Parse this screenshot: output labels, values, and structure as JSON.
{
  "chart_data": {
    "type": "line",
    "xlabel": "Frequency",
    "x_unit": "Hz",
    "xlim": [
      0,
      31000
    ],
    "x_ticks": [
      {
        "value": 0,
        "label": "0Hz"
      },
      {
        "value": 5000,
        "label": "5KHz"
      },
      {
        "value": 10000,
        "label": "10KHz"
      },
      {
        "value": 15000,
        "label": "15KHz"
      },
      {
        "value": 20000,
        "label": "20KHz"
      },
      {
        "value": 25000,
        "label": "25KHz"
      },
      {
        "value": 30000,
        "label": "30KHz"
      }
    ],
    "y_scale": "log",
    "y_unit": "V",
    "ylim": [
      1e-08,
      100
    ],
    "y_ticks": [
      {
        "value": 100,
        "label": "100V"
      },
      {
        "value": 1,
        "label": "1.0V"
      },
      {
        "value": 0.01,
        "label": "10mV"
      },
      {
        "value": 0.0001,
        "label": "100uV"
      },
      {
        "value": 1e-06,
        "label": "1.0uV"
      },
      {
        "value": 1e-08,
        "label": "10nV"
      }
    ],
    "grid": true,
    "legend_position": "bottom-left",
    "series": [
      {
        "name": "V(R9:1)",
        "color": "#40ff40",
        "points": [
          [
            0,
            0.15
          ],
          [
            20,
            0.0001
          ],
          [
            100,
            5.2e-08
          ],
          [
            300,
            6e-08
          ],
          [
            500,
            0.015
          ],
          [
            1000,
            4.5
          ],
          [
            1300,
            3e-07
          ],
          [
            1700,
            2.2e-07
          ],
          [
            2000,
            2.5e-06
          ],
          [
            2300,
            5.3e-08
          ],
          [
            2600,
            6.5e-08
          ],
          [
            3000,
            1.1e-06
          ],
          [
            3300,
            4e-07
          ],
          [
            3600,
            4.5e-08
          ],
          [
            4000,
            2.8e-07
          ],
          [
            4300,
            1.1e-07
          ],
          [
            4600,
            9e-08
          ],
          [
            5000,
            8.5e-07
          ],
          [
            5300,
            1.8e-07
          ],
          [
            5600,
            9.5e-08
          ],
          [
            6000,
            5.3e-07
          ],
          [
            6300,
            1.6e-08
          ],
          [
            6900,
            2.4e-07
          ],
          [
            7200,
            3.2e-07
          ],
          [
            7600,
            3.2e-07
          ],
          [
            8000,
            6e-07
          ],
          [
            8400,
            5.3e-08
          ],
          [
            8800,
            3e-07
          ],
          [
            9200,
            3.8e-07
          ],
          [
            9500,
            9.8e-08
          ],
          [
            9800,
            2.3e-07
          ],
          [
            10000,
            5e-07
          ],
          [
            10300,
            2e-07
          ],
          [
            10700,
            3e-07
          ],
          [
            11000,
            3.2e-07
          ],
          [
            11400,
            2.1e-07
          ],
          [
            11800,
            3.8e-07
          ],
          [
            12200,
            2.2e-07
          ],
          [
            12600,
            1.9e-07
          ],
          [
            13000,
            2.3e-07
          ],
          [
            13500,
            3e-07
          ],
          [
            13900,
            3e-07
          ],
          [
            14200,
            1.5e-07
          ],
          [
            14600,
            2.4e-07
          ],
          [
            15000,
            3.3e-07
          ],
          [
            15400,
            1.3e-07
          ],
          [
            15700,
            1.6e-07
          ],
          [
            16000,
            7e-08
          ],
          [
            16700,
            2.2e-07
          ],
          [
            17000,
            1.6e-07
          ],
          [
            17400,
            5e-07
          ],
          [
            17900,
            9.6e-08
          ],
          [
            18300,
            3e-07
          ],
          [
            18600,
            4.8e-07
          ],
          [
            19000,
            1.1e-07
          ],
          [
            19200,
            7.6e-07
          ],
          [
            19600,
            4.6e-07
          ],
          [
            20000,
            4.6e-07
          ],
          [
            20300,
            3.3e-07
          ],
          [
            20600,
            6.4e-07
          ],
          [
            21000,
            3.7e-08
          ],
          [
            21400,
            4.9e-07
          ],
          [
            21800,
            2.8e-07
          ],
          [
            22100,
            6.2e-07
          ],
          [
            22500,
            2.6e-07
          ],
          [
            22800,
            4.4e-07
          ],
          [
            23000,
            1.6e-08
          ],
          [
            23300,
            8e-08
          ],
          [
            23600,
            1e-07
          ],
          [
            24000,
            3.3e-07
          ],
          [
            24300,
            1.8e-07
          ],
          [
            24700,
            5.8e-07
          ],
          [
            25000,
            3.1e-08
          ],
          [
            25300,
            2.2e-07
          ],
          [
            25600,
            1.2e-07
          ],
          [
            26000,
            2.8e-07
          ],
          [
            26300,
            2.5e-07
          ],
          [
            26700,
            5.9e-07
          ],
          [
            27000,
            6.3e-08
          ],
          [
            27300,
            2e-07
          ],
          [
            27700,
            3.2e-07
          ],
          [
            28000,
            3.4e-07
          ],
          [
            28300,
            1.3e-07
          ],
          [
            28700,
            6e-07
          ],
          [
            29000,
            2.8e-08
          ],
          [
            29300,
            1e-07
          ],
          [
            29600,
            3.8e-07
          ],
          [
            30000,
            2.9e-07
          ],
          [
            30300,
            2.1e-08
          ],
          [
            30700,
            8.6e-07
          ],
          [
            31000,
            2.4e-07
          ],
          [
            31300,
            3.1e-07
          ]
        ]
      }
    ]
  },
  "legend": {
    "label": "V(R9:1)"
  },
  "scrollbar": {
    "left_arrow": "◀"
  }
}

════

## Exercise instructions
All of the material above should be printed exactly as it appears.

## Reply
Parse this screenshot: output labels, values, and structure as JSON.
{
  "chart_data": {
    "type": "line",
    "xlabel": "Frequency",
    "x_unit": "Hz",
    "xlim": [
      0,
      31000
    ],
    "x_ticks": [
      {
        "value": 0,
        "label": "0Hz"
      },
      {
        "value": 5000,
        "label": "5KHz"
      },
      {
        "value": 10000,
        "label": "10KHz"
      },
      {
        "value": 15000,
        "label": "15KHz"
      },
      {
        "value": 20000,
        "label": "20KHz"
      },
      {
        "value": 25000,
        "label": "25KHz"
      },
      {
        "value": 30000,
        "label": "30KHz"
      }
    ],
    "y_scale": "log",
    "y_unit": "V",
    "ylim": [
      1e-08,
      100
    ],
    "y_ticks": [
      {
        "value": 100,
        "label": "100V"
      },
      {
        "value": 1,
        "label": "1.0V"
      },
      {
        "value": 0.01,
        "label": "10mV"
      },
      {
        "value": 0.0001,
        "label": "100uV"
      },
      {
        "value": 1e-06,
        "label": "1.0uV"
      },
      {
        "value": 1e-08,
        "label": "10nV"
      }
    ],
    "grid": true,
    "legend_position": "bottom-left",
    "series": [
      {
        "name": "V(R9:1)",
        "color": "#40ff40",
        "points": [
          [
            0,
            0.15
          ],
          [
            20,
            0.0001
          ],
          [
            100,
            5.2e-08
          ],
          [
            300,
            6e-08
          ],
          [
            500,
            0.015
          ],
          [
            1000,
            4.5
          ],
          [
            1300,
            3e-07
          ],
          [
            1700,
            2.2e-07
          ],
          [
            2000,
            2.5e-06
          ],
          [
            2300,
            5.3e-08
          ],
          [
            2600,
            6.5e-08
          ],
          [
            3000,
            1.1e-06
          ],
          [
            3300,
            4e-07
          ],
          [
            3600,
            4.5e-08
          ],
          [
            4000,
            2.8e-07
          ],
          [
            4300,
            1.1e-07
          ],
          [
            4600,
            9e-08
          ],
          [
            5000,
            8.5e-07
          ],
          [
            5300,
            1.8e-07
          ],
          [
            5600,
            9.5e-08
          ],
          [
            6000,
            5.3e-07
          ],
          [
            6300,
            1.6e-08
          ],
          [
            6900,
            2.4e-07
          ],
          [
            7200,
            3.2e-07
          ],
          [
            7600,
            3.2e-07
          ],
          [
            8000,
            6e-07
          ],
          [
            8400,
            5.3e-08
          ],
          [
            8800,
            3e-07
          ],
          [
            9200,
            3.8e-07
          ],
          [
            9500,
            9.8e-08
          ],
          [
            9800,
            2.3e-07
          ],
          [
            10000,
            5e-07
          ],
          [
            10300,
            2e-07
          ],
          [
            10700,
            3e-07
          ],
          [
            11000,
            3.2e-07
          ],
          [
            11400,
            2.1e-07
          ],
          [
            11800,
            3.8e-07
          ],
          [
            12200,
            2.2e-07
          ],
          [
            12600,
            1.9e-07
          ],
          [
            13000,
            2.3e-07
          ],
          [
            13500,
            3e-07
          ],
          [
            13900,
            3e-07
          ],
          [
            14200,
            1.5e-07
          ],
          [
            14600,
            2.4e-07
          ],
          [
            15000,
            3.3e-07
          ],
          [
            15400,
            1.3e-07
          ],
          [
            15700,
            1.6e-07
          ],
          [
            16000,
            7e-08
          ],
          [
            16700,
            2.2e-07
          ],
          [
            17000,
            1.6e-07
          ],
          [
            17400,
            5e-07
          ],
          [
            17900,
            9.6e-08
          ],
          [
            18300,
            3e-07
          ],
          [
            18600,
            4.8e-07
          ],
          [
            19000,
            1.1e-07
          ],
          [
            19200,
            7.6e-07
          ],
          [
            19600,
            4.6e-07
          ],
          [
            20000,
            4.6e-07
          ],
          [
            20300,
            3.3e-07
          ],
          [
            20600,
            6.4e-07
          ],
          [
            21000,
            3.7e-08
          ],
          [
            21400,
            4.9e-07
          ],
          [
            21800,
            2.8e-07
          ],
          [
            22100,
            6.2e-07
          ],
          [
            22500,
            2.6e-07
          ],
          [
            22800,
            4.4e-07
          ],
          [
            23000,
            1.6e-08
          ],
          [
            23300,
            8e-08
          ],
          [
            23600,
            1e-07
          ],
          [
            24000,
            3.3e-07
          ],
          [
            24300,
            1.8e-07
          ],
          [
            24700,
            5.8e-07
          ],
          [
            25000,
            3.1e-08
          ],
          [
            25300,
            2.2e-07
          ],
          [
            25600,
            1.2e-07
          ],
          [
            26000,
            2.8e-07
          ],
          [
            26300,
            2.5e-07
          ],
          [
            26700,
            5.9e-07
          ],
          [
            27000,
            6.3e-08
          ],
          [
            27300,
            2e-07
          ],
          [
            27700,
            3.2e-07
          ],
          [
            28000,
            3.4e-07
          ],
          [
            28300,
            1.3e-07
          ],
          [
            28700,
            6e-07
          ],
          [
            29000,
            2.8e-08
          ],
          [
            29300,
            1e-07
          ],
          [
            29600,
            3.8e-07
          ],
          [
            30000,
            2.9e-07
          ],
          [
            30300,
            2.1e-08
          ],
          [
            30700,
            8.6e-07
          ],
          [
            31000,
            2.4e-07
          ],
          [
            31300,
            3.1e-07
          ]
        ]
      }
    ]
  },
  "legend": {
    "label": "V(R9:1)"
  },
  "scrollbar": {
    "left_arrow": "◀"
  }
}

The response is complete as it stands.